NYSE:AX Income Statement, August 14th 2019
NYSE:AX Income Statement, August 14th 2019

Institutional investors own over 50% of the company, so together than can probably strongly influence board decisions. Axos Financial is not owned by hedge funds. Quite a few analysts cover the stock, so you could look into forecast growth quite easily.

Insider Ownership Of Axos Financial

The definition of company insiders can be subjective, and does vary between jurisdictions. Our data reflects individual insiders, capturing board members at the very least. The company management answer to the board; and the latter should represent the interests of shareholders. Notably, sometimes top-level managers are on the board, themselves.

Insider ownership is positive when it signals leadership are thinking like the true owners of the company. However, high insider ownership can also give immense power to a small group within the company. This can be negative in some circumstances.

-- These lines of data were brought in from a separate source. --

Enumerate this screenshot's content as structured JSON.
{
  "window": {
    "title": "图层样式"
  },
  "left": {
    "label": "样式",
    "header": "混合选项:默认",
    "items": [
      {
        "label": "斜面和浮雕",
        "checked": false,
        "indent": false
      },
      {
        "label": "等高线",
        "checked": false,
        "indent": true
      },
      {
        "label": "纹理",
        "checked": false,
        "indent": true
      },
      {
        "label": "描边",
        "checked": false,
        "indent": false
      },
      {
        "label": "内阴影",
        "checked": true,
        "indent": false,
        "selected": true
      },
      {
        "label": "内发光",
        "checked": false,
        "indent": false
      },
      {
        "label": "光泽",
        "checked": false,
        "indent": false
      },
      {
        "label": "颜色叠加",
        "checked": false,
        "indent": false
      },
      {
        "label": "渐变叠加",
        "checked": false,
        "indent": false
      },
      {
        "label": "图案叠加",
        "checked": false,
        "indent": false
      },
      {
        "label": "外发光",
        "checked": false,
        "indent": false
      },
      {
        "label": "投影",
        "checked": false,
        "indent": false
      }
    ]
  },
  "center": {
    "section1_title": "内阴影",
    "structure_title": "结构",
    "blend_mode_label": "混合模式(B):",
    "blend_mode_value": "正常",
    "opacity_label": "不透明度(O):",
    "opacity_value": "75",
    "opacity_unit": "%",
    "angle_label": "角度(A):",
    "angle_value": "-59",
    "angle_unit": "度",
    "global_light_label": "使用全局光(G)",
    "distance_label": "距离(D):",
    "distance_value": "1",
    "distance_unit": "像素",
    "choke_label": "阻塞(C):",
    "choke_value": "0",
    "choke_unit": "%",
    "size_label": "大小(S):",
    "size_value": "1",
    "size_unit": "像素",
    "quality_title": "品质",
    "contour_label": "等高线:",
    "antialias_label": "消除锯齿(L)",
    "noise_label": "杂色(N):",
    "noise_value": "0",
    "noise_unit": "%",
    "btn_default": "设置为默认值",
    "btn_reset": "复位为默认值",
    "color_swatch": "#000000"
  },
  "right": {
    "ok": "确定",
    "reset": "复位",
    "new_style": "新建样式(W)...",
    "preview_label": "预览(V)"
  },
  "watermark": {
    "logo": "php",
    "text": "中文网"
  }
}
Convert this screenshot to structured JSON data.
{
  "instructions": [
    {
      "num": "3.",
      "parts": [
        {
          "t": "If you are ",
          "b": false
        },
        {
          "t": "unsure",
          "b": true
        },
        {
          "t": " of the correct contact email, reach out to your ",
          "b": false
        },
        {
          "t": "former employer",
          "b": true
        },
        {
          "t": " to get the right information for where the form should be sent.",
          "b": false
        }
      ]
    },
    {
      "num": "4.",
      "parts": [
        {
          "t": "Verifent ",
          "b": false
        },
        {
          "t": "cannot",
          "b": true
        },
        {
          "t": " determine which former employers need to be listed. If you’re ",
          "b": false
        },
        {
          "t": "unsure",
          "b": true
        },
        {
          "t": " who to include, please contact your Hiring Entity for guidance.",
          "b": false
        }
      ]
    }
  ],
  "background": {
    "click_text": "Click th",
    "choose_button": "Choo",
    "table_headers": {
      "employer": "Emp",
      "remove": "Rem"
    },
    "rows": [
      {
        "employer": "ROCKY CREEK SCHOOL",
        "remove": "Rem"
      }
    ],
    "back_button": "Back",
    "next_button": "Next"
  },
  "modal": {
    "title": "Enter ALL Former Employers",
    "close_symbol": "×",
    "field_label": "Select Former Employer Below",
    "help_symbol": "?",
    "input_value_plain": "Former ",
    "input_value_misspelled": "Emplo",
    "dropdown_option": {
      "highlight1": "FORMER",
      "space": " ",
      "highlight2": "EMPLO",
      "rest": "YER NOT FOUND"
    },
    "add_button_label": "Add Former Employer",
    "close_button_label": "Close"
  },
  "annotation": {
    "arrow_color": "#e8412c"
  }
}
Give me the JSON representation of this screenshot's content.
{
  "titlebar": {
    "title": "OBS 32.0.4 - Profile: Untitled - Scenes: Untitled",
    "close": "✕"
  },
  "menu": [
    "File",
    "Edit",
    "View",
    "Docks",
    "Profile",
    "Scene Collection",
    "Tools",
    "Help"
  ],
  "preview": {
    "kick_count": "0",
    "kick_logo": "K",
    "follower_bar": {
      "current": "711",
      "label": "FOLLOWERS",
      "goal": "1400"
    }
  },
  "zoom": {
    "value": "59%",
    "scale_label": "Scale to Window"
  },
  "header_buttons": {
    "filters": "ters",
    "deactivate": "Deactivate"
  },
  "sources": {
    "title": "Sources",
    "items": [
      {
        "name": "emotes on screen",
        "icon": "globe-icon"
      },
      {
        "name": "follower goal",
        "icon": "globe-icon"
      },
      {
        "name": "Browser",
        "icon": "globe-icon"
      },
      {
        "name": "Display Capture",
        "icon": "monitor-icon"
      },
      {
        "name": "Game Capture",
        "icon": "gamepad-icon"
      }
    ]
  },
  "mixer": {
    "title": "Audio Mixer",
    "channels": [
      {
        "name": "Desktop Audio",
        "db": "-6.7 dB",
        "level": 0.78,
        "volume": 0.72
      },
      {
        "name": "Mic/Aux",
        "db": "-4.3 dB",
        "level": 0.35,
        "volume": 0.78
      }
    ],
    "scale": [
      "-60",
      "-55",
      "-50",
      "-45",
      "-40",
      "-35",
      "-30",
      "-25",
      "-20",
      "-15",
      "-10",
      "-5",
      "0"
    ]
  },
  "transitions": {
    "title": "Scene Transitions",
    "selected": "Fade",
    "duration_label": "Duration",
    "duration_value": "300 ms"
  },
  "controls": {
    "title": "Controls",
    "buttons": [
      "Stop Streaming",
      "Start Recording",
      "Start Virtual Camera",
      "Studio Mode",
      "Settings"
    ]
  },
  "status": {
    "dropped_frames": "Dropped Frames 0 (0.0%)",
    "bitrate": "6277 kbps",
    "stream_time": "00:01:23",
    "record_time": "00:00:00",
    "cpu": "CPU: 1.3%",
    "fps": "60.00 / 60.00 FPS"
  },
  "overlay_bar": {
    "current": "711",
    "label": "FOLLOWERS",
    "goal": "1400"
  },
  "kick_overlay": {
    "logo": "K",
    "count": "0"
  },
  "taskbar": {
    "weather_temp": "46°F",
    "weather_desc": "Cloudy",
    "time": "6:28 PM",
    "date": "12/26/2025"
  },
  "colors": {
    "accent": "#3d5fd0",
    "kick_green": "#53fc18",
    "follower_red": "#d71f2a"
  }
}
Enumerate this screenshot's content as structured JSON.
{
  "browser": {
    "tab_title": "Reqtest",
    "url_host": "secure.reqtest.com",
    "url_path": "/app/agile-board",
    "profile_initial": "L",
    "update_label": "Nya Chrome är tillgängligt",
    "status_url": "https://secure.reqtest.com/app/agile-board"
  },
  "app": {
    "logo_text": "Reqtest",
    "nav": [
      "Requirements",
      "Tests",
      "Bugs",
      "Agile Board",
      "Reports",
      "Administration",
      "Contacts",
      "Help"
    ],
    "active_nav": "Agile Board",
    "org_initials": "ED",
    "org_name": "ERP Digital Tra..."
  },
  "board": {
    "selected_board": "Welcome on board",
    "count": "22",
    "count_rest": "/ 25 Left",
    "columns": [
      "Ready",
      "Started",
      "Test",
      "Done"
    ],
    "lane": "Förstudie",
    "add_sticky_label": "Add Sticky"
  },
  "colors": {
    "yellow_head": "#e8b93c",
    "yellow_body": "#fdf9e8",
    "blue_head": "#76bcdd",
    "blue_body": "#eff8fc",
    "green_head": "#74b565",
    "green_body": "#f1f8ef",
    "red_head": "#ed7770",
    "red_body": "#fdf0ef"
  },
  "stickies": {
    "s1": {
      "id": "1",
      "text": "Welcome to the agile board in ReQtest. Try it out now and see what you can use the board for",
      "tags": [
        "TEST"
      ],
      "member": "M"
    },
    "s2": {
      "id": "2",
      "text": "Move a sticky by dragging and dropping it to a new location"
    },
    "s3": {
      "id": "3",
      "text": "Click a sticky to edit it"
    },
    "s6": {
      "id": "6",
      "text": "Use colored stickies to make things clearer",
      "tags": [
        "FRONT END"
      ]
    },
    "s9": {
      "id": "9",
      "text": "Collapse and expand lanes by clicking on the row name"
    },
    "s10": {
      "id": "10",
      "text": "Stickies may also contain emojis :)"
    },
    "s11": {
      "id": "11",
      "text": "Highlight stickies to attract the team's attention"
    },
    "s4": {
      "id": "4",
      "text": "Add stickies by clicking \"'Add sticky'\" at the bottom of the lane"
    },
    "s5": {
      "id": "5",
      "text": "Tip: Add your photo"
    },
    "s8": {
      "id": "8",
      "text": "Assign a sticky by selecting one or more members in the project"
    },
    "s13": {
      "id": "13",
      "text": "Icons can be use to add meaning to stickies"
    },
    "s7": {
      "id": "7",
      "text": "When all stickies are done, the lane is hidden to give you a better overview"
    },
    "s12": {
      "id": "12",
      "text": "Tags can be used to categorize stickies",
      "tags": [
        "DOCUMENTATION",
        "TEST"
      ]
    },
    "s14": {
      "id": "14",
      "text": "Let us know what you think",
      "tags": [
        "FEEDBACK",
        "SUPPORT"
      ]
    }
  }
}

Our most recent data indicates that insiders own a reasonable proportion of Axos Financial, Inc.. It has a market capitalization of just US$1.7b, and insiders have US$213m worth of shares in their own names. That's quite significant. Most would say this shows a good degree of alignment with shareholders, especially in a company of this size. You can click here to see if those insiders have been buying or selling.

General Public Ownership

The general public, with a 11% stake in the company, will not easily be ignored. This size of ownership, while considerable, may not be enough to change company policy if the decision is not in sync with other large shareholders.

Next Steps:

It's always worth thinking about the different groups who own shares in a company. But to understand Axos Financial better, we need to consider many other factors.

I always like to check for a history of revenue growth. You can too, by accessing this free chart of historic revenue and earnings in this detailed graph.

If you are like me, you may want to think about whether this company will grow or shrink. Luckily, you can check this free report showing analyst forecasts for its future.

NB: Figures in this article are calculated using data from the last twelve months, which refer to the 12-month period ending on the last date of the month the financial statement is dated. This may not be consistent with full year annual report figures.

We aim to bring you long-term focused research analysis driven by fundamental data. Note that our analysis may not factor in the latest price-sensitive company announcements or qualitative material.

If you spot an error that warrants correction, please contact the editor at editorial-team@simplywallst.com. This article by Simply Wall St is general in nature. It does not constitute a recommendation to buy or sell any stock, and does not take account of your objectives, or your financial situation. Simply Wall St has no position in the stocks mentioned. Thank you for reading.